green job training
Posted at 10:05 AM, Aug 12, 2022
and last updated 2022-08-12 11:05:13-04

NEW BEDFORD, Mass. — Each year, the U.S. is adding thousands of new jobs in the renewable energy industry. But with that tremendous growth comes a growing need to get Americans trained to be successful in new career paths.

Captain Mike Burns at the Massachusetts Maritime Academy oversees one of those training programs that give workers skills needed to service offshore wind installations.

“These are projects developing all up and down the East Coast. We see tremendous growth happening all the time,” Burns said.

As of January 2022, the United States had more than 70,800 wind turbines. Every year, the country is building about 3,000 new turbines. Each one requires someone who can construct, maintain and service them.

At Massachusetts Maritime Academy, what might look like a fun day on the water is anything but. This is the next frontier in American job creation: a training program for workers looking to get into the wind turbine service industry. It's taking green energy industry jobs to new heights.
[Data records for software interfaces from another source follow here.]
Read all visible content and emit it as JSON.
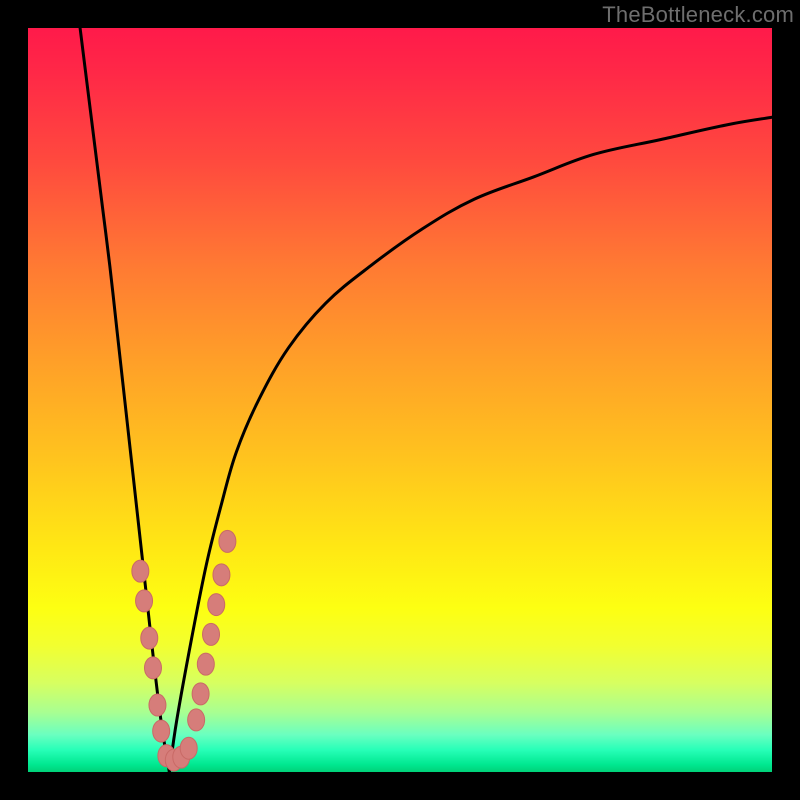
{
  "watermark": "TheBottleneck.com",
  "colors": {
    "frame": "#000000",
    "curve": "#000000",
    "bead_fill": "#d67d7a",
    "bead_stroke": "#c96a66",
    "gradient_top": "#ff1a4a",
    "gradient_bottom": "#00d178"
  },
  "chart_data": {
    "type": "line",
    "title": "",
    "xlabel": "",
    "ylabel": "",
    "xlim": [
      0,
      100
    ],
    "ylim": [
      0,
      100
    ],
    "grid": false,
    "notch_x": 19,
    "series": [
      {
        "name": "left_branch",
        "x": [
          7,
          8,
          9,
          10,
          11,
          12,
          13,
          14,
          15,
          16,
          17,
          18,
          19
        ],
        "y": [
          100,
          92,
          84,
          76,
          68,
          59,
          50,
          41,
          32,
          23,
          14,
          6,
          0
        ]
      },
      {
        "name": "right_branch",
        "x": [
          19,
          20,
          22,
          24,
          26,
          28,
          31,
          35,
          40,
          46,
          53,
          60,
          68,
          76,
          85,
          94,
          100
        ],
        "y": [
          0,
          7,
          18,
          28,
          36,
          43,
          50,
          57,
          63,
          68,
          73,
          77,
          80,
          83,
          85,
          87,
          88
        ]
      }
    ],
    "beads": [
      {
        "x": 15.1,
        "y": 27
      },
      {
        "x": 15.6,
        "y": 23
      },
      {
        "x": 16.3,
        "y": 18
      },
      {
        "x": 16.8,
        "y": 14
      },
      {
        "x": 17.4,
        "y": 9
      },
      {
        "x": 17.9,
        "y": 5.5
      },
      {
        "x": 18.6,
        "y": 2.2
      },
      {
        "x": 19.6,
        "y": 1.6
      },
      {
        "x": 20.6,
        "y": 2.0
      },
      {
        "x": 21.6,
        "y": 3.2
      },
      {
        "x": 22.6,
        "y": 7
      },
      {
        "x": 23.2,
        "y": 10.5
      },
      {
        "x": 23.9,
        "y": 14.5
      },
      {
        "x": 24.6,
        "y": 18.5
      },
      {
        "x": 25.3,
        "y": 22.5
      },
      {
        "x": 26.0,
        "y": 26.5
      },
      {
        "x": 26.8,
        "y": 31
      }
    ]
  }
}
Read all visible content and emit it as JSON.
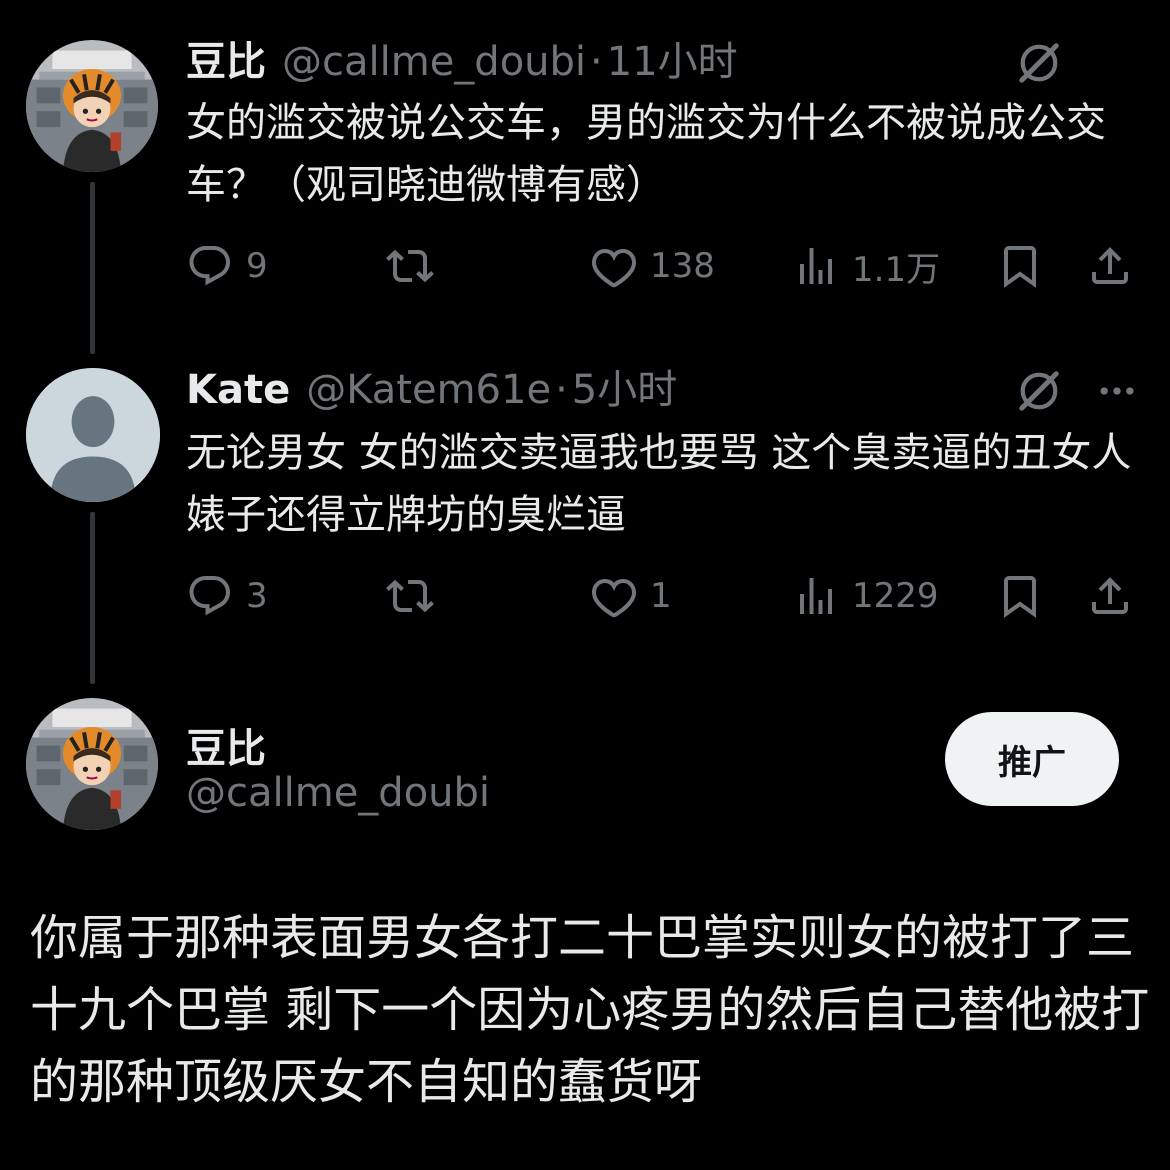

“Many of the skills we’re training them for are ones we hope they’ll never have to use,” Burns said.

In order to work on any offshore wind installation, most employers require people to take this three-day intensive course. One day that focuses on emergency evacuation and safety procedures.

“Skills they’ll need if they have to abandon ship and end up in the water, how to deploy a life raft, use various types of survival equipment,” Burns described.

Clean energy continues to be a massive source of job growth. Last year, more than 3 million of the 7.8 million jobs in the U.S. energy sector were in areas aligned with America’s carbon-neutral goals.

“Workforce development is critical because of the amount of construction that we have to do,” said Beth Soholt, executive director with the Clean Grid Alliance.

Soholt says with more and more of the country turning to renewable sources for electricity American workers will need new skills to stay relevant in the workforce.

"It’s going to be an all-hands-on-deck situation for the kind of workforce we’re going to need," she added